A member of the Brown faculty since July 2008, Kate received a BS in Biology from The University of New Mexico and a PhD in Ecology, Evolution and Marine Biology from The University of California Santa Barbara. Before arriving at Brown, she was a David H. Smith Conservation Research Fellow with the EcoHealth Alliance. Kate is a Faculty Fellow of Brown’s Environmental Change Initiative, she sits on the Executive Board of the International Association for Ecology and Health, and is the founder of PetWatch.
Dr. Dominic Travis received a BS in Zoology at North Carolina State in 1992, a DVM from Michigan State in 1997, and an MS in Epidemiology from the University of Maryland in 2000.
Postgraduate work includes an internship at the USDA Plum Island Animal Disease Center (focused on foot and mouth disease and African swine fever), and Residency in Applied Epidemiology at the Virginia-Maryland Regional College of Veterinary Medicine. From 2000-2010, he served as Veterinary Epidemiologist at the Lincoln Park Zoological Society (Chicago, IL), where he created a Research Center in Ecosystem Health, co-founding the Zoo Animal Health Network (ZAHN) in North America, the Gombe Ecosystem Health Project, and the Serengeti Health Initiative in Tanzania. In 2008, he became Vice President of Conservation and Science at LPZ with oversight of five Research Centers consisting of over fifty scientific staff in North America, Latin America and Africa. In 2010, he joined the UMN College of Veterinary Medicine Ecosystem Health Initiative as Associate Professor of Wildlife Epidemiology, with an adjunct appointment in the School of Public Health. His current research and teaching interests include epidemiology of emerging and zoonotic diseases, international/cultural collaboration in medicine, and exploring relationships between Biodiversity and Health.

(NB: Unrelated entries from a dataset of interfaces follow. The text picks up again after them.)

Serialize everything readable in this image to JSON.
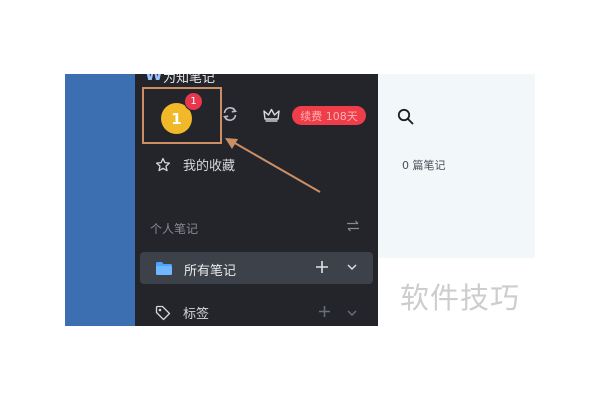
{
  "app": {
    "logo_glyph": "W",
    "name": "为知笔记"
  },
  "account": {
    "avatar_initial": "1",
    "notification_count": "1",
    "renew_label": "续费 108天"
  },
  "sidebar": {
    "favorites_label": "我的收藏",
    "section_title": "个人笔记",
    "all_notes_label": "所有笔记",
    "tags_label": "标签"
  },
  "notes_panel": {
    "count_text": "0 篇笔记"
  },
  "watermark": {
    "text": "软件技巧"
  },
  "colors": {
    "sidebar_bg": "#23252b",
    "accent_blue": "#3c6fb1",
    "badge_red": "#e8364e",
    "avatar_yellow": "#f1b92a",
    "annotation": "#cc8e63"
  },
  "icons": [
    "sync-icon",
    "crown-icon",
    "star-icon",
    "switch-icon",
    "folder-icon",
    "plus-icon",
    "chevron-down-icon",
    "tag-icon",
    "search-icon"
  ]
}
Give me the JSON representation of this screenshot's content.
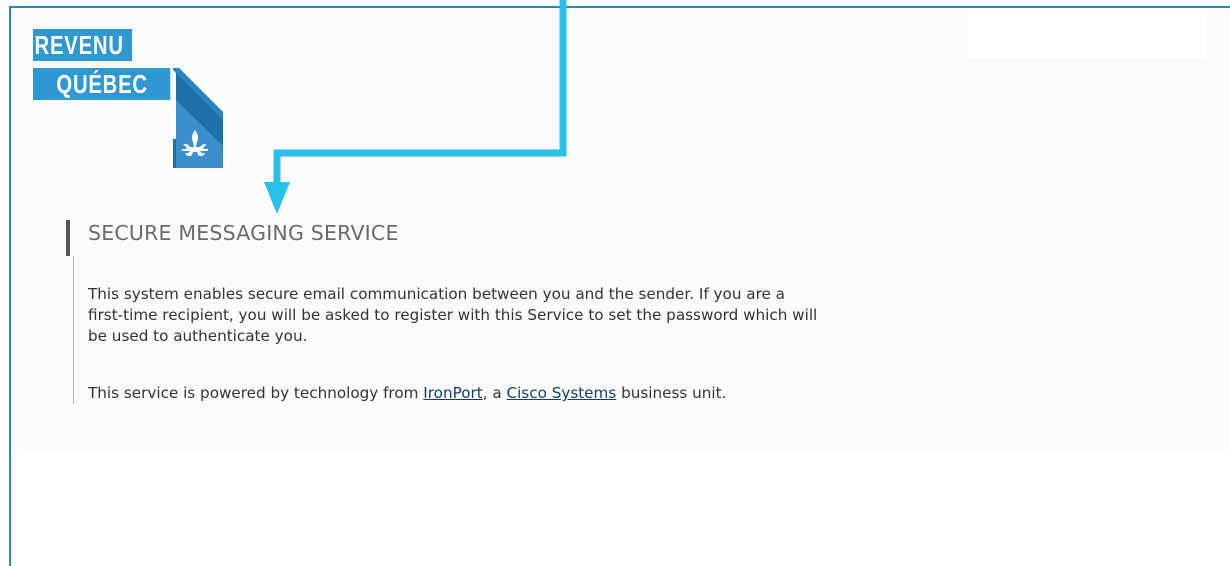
{
  "logo": {
    "line1": "REVENU",
    "line2": "QUÉBEC",
    "brand_color": "#2f97d2",
    "icon": "fleur-de-lis-icon"
  },
  "annotation": {
    "color": "#2bbfec",
    "icon": "arrow-down-icon"
  },
  "content": {
    "title": "SECURE MESSAGING SERVICE",
    "paragraph1_line1": "This system enables secure email communication between you and the sender. If you are a",
    "paragraph1_line2": "first-time recipient, you will be asked to register with this Service to set the password which will",
    "paragraph1_line3": "be used to authenticate you.",
    "paragraph2_before": "This service is powered by technology from ",
    "link1": "IronPort",
    "paragraph2_middle": ", a ",
    "link2": "Cisco Systems",
    "paragraph2_after": " business unit.",
    "link_color": "#123e75"
  }
}
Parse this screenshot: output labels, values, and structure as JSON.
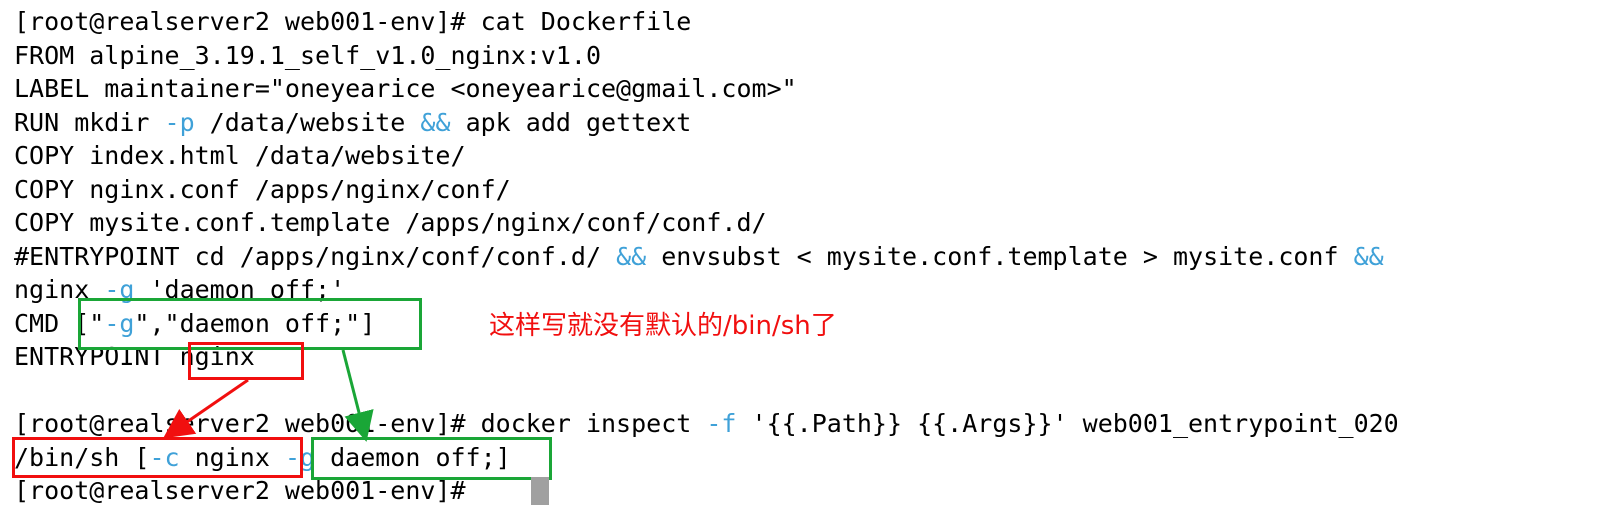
{
  "colors": {
    "background": "#ffffff",
    "text": "#000000",
    "flag_highlight": "#3fa1d8",
    "green_box": "#1aa637",
    "red_box": "#f10f0f",
    "annotation_text": "#f10f0f",
    "cursor": "#a0a0a0"
  },
  "terminal": {
    "lines": [
      [
        {
          "t": "[root@realserver2 web001-env]# cat Dockerfile"
        }
      ],
      [
        {
          "t": "FROM alpine_3.19.1_self_v1.0_nginx:v1.0"
        }
      ],
      [
        {
          "t": "LABEL maintainer=\"oneyearice <oneyearice@gmail.com>\""
        }
      ],
      [
        {
          "t": "RUN mkdir "
        },
        {
          "t": "-p",
          "c": "flag"
        },
        {
          "t": " /data/website "
        },
        {
          "t": "&&",
          "c": "flag"
        },
        {
          "t": " apk add gettext"
        }
      ],
      [
        {
          "t": "COPY index.html /data/website/"
        }
      ],
      [
        {
          "t": "COPY nginx.conf /apps/nginx/conf/"
        }
      ],
      [
        {
          "t": "COPY mysite.conf.template /apps/nginx/conf/conf.d/"
        }
      ],
      [
        {
          "t": "#ENTRYPOINT cd /apps/nginx/conf/conf.d/ "
        },
        {
          "t": "&&",
          "c": "flag"
        },
        {
          "t": " envsubst < mysite.conf.template > mysite.conf "
        },
        {
          "t": "&&",
          "c": "flag"
        }
      ],
      [
        {
          "t": "nginx "
        },
        {
          "t": "-g",
          "c": "flag"
        },
        {
          "t": " 'daemon off;'"
        }
      ],
      [
        {
          "t": "CMD [\""
        },
        {
          "t": "-g",
          "c": "flag"
        },
        {
          "t": "\",\"daemon off;\"]"
        }
      ],
      [
        {
          "t": "ENTRYPOINT nginx"
        }
      ],
      [
        {
          "t": ""
        }
      ],
      [
        {
          "t": "[root@realserver2 web001-env]# docker inspect "
        },
        {
          "t": "-f",
          "c": "flag"
        },
        {
          "t": " '{{.Path}} {{.Args}}' web001_entrypoint_020"
        }
      ],
      [
        {
          "t": "/bin/sh ["
        },
        {
          "t": "-c",
          "c": "flag"
        },
        {
          "t": " nginx "
        },
        {
          "t": "-g",
          "c": "flag"
        },
        {
          "t": " daemon off;]"
        }
      ],
      [
        {
          "t": "[root@realserver2 web001-env]# "
        }
      ]
    ]
  },
  "annotation": {
    "text": "这样写就没有默认的/bin/sh了"
  }
}
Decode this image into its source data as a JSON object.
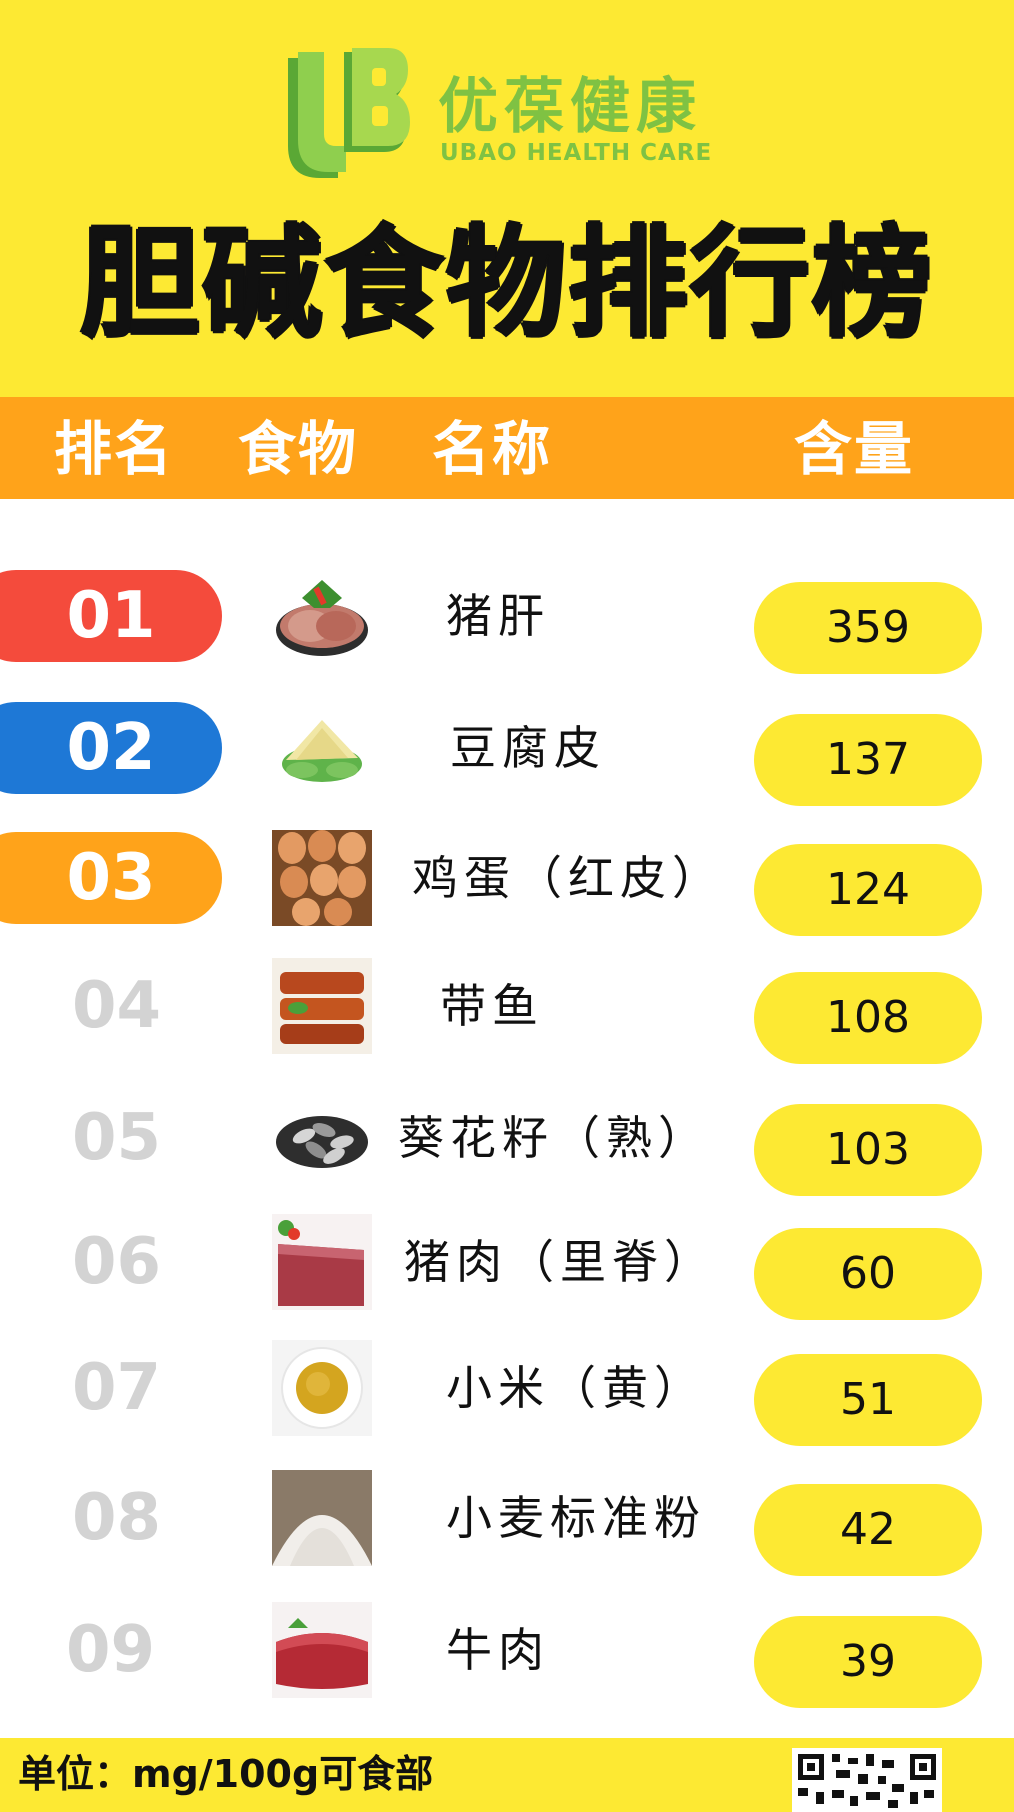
{
  "brand": {
    "name_cn": "优葆健康",
    "name_en": "UBAO HEALTH CARE",
    "logo_letters": "UB"
  },
  "title": "胆碱食物排行榜",
  "header": {
    "rank_label": "排名",
    "food_label": "食物",
    "name_label": "名称",
    "amount_label": "含量"
  },
  "colors": {
    "background_top": "#fde933",
    "header_bar": "#ffa31a",
    "rank1": "#f44b3c",
    "rank2": "#1e78d6",
    "rank3": "#ffa31a",
    "rank_other": "#d3d3d3",
    "value_pill": "#fde933",
    "logo_green": "#7fc243"
  },
  "rows": [
    {
      "rank": "01",
      "name": "猪肝",
      "value": "359",
      "icon": "pork-liver-image"
    },
    {
      "rank": "02",
      "name": "豆腐皮",
      "value": "137",
      "icon": "tofu-skin-image"
    },
    {
      "rank": "03",
      "name": "鸡蛋（红皮）",
      "value": "124",
      "icon": "eggs-image"
    },
    {
      "rank": "04",
      "name": "带鱼",
      "value": "108",
      "icon": "hairtail-fish-image"
    },
    {
      "rank": "05",
      "name": "葵花籽（熟）",
      "value": "103",
      "icon": "sunflower-seeds-image"
    },
    {
      "rank": "06",
      "name": "猪肉（里脊）",
      "value": "60",
      "icon": "pork-tenderloin-image"
    },
    {
      "rank": "07",
      "name": "小米（黄）",
      "value": "51",
      "icon": "millet-image"
    },
    {
      "rank": "08",
      "name": "小麦标准粉",
      "value": "42",
      "icon": "wheat-flour-image"
    },
    {
      "rank": "09",
      "name": "牛肉",
      "value": "39",
      "icon": "beef-image"
    }
  ],
  "footer": {
    "unit": "单位：mg/100g可食部",
    "qr": "qr-code"
  }
}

Fletcher Academic Dean Peter Uvin, founding director of the Institute for Human Security and the Henry J. Leir Professor of International Humanitarian Studies The Fletcher School, will became the first provost of Amherst College, a role that he assumed in November 2012. He has written extensively on the intersection between human rights, development, and conflict resolution. He has been a frequent consultant to agencies working in Africa on these same issues. His 1998 book “Aiding Violence: The Development Enterprise in Rwanda” won the Herskovits Award for the most outstanding book on Africa. In 2006/7, he received a Guggenheim Fellowship, which led to his latest book “Life after Violence. A People’s History of Burundi” (2008). He also wrote a book on “Development and Human Rights” (2004). Dr. Uvin obtained his Licences in Diplomatic Science and in Political Science from the University of Ghent and his PhD in Political Science from Institut Universitaire de Hautes Etudes Internationales, University of Geneva.
Bruce Wilcox, MS, PhD
Adjunct Professor and Director Global Health Asia: Integrative Education and Research Program,
Faculty of Science, Mahidol University, Bangkok
Visiting Professor, Tropical Disease Research Laboratory,
Faculty of Medicine, Khon Kaen University, Thailand
Dr. Wilcox earned A.B. and Ph.D. degrees from University of California at San Diego in biology and an M.S. in ecology and evolutionary biology at Yale University. He pioneered research and education in integrative biology applied to biodiversity conservation and emerging infectious diseases, and is recognized as one of the founders of the fields of ‘conservation biology’ and ‘ecology and health’, serving as a founding editor and board member of their associations and journals Conservation Biology and EcoHealth (formerly Ecosystem Health). He has held faculty positions at Stanford University and the University of Hawaii, most recently, where he was Professor of Ecology and Health in the Departments of Tropical Medicine and Public Health. He conceived and ran Hawaii’s NSF IGERT project Ecology, Conservation and Pathogen Biology as PI and Director from 2006-2011. Currently, he leads an international team that conducts integrative research on emerging diseases and global health in Southeast Asia. Through Global Health Asia he also directs capacity-building projects and training for ecohealth and one health, collaborating with medical and veterinary schools in Asia and the US.